The human race has had a dream since the stone age: To have automatic help, to do our work for us. From the middle ages up to the beginning of the 20th Century, people tried time and again to build such machines. But such machines, although they were miracles of mechanics, never had much practical meaning.
Vaucanson* was enticed by the idea of creating an artificial human being.
But his goal seemed too far-fetched. So he altered his dream: He built a duck.
His automated duck could flap his wings, drink water, and eat grains. The latter was 'digested' with chemicals and disposed of in duck fashion...
* Jacques de Vaucanson
source: Hesse, S.: Golems Enkel,
The Droids of the Swiss Droz & Droz (1774)
Even today, every first and third Sunday morning of each month there is a demonstration of three robots in the museum of fine arts in Neuchatel. These robots, created by Droz father and son, are of a writer; an artist; and a piano player.
The robots of Droz & Droz ... are a giant step in the creation of robots. It is quite impressive when the 70 cm tall robots (the writer left and the artist right) start their complex tasks.
The writer can be programmed with an arbitrary text of up to 40 symbols. The artist can draw the following pictures: the drawing of melt from a butterfly; a dog named Toutou, a portrait of Louis' XV; and a portrait of Louis XVI and Marie Antoinette.

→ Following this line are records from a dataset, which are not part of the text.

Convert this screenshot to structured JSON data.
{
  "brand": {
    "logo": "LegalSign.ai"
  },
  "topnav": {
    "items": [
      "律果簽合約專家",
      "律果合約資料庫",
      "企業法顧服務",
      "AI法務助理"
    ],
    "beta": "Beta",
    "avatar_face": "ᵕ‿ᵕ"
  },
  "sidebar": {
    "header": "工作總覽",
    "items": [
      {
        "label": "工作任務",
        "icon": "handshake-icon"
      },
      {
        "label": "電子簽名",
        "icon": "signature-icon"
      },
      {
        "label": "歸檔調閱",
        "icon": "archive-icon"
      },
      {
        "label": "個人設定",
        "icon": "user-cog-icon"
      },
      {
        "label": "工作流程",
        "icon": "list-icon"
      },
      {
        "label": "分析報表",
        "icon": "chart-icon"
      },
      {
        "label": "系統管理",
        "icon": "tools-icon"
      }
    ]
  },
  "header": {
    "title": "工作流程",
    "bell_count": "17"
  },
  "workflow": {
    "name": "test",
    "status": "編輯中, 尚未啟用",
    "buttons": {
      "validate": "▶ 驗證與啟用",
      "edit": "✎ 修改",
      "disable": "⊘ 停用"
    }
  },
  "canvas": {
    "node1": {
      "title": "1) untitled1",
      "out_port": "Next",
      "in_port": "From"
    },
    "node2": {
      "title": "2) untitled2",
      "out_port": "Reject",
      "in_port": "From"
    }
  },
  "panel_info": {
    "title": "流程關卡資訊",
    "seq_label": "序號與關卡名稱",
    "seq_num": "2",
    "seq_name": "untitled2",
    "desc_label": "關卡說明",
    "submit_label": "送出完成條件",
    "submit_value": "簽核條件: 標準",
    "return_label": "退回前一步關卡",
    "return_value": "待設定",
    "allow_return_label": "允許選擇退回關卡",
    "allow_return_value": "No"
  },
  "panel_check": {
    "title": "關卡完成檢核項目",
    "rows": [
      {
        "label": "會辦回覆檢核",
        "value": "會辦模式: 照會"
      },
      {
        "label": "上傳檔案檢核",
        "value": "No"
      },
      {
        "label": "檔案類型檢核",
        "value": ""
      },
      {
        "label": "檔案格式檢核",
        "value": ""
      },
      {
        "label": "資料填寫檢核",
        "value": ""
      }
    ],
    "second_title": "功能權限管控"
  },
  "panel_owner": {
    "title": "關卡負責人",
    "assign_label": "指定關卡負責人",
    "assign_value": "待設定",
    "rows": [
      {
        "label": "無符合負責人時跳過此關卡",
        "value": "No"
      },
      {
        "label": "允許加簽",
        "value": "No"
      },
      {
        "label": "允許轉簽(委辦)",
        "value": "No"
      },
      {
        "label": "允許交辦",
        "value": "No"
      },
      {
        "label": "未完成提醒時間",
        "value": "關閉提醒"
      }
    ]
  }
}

source: Hesse, S.: Golems Enkel,
The term 'robot' was coined in 1920 by the Czech author K. Capek in his play 'RUR'. He described mechanical humans, who would sit on workbenches instead of their human counterparts. The root comes from the Slovak work 'robota' which means 'work'.
The birth year of the practical use of robots - the invention of the industrial robot - was 1956. George C. Devol applied for a US-Patent for the 'Programmed Hand Over of Articles', which he was awarded in 1961 under PN# 2988237. The first prototype was built in 1958 by 'Devol Consolidated Control Corporation'. The first serial produced industrial robots were built in the early 1960's by company Unimation.
The slow incorporation of industrial robots into actual work environments was only expedited in 1968 when Japan massively entered the robot business. Since then the development and usage of industrial robots has skyrocketed.
Robots can move about different axis, rotating and linear. Depending on how several of such axis are connected, robots have different working spaces and type names, i.e. scara robot, articulated or linear robot:
|Scara robot||6-axis articulated arm robot||linear robot|
|(source: 6-axis articulated arm robot: http://www.robtec.de)|
The following only pertains to scara and articulated robots
The question for a definition of what a robot is, exist as many answers as robots. Keywords here are ability for multiple axis, flexibility, and programmability.
For more more information about the foundations of robot technique, look into these (in German).
The 21st century will be the century of the robot. Robots will enter into all areas of our lives, in industry as well as in the private sector. Today, robots can already be found in many aspects of industrial productions. For instance, they can transport, stack, assemble, screw, load, unload, package, sort, cut, weld, mold, beam, solder, dosage, clean, flame, glue, proof, spray, paint, foam, palletize, drill, measure, test, check ... (see applications).
But the industrial usage of robots is only a subcategory. They also research, attend to us, and clean up. They hear, see, and talk to us. Robots today can even walk, fly, climb, swim, dive, and even help with complicated operations in hospitals. And all that not only in movies.
This all is not science fiction, but real in scientific laboratories.
And what a robot does in it's spare time? Since robots are very talented, they have many hobbies. Athletic ones can play table tennis, volleyball or soccer. Who is more a thinker plays in chess. Musical talented ones play piano, guitar or flute.
Robots today could be a lot more widely used in the industry. But in a lot of Western-Europe-Society, unlike in asian countries, people have many prejudices, and fears prevail.
Arguments can often be heard, such as:
Robots are too expensive
Most robots are used in serial and small serial serial production. Amortization usually occurs in 1-2 years. Wherever robots can be used, they are always more cost effective than manual production.
Robots are too complicated
Robots are much easier to control, as certain common PC-Operating systems.
Robots are job-killers
Right. On the same way as the wheel, the steam engine, the loom, the railway, the combine, the car...
The evolution never stops. Behind that, robots take over a lot of heavy, dangerous or harmful to health jobs and further arise new work fields.
Robots can't do that
This is a very relative statement. Hardly nothing exists in industry today that robots can't accomplish.Only the cost effectiveness must be checked.
Robots can't react to changes
That depends on how many senses they were built with. A fact is that after the introduction of robots always both quality and quantity of products increases. Behind that robots enforce neat work. The Monday-morning or Friday-evening shift-problems are forgotten.
Robots don't get tired, sick (of course they go, but the time they are sick is nothing compared with a human), and don't take time off.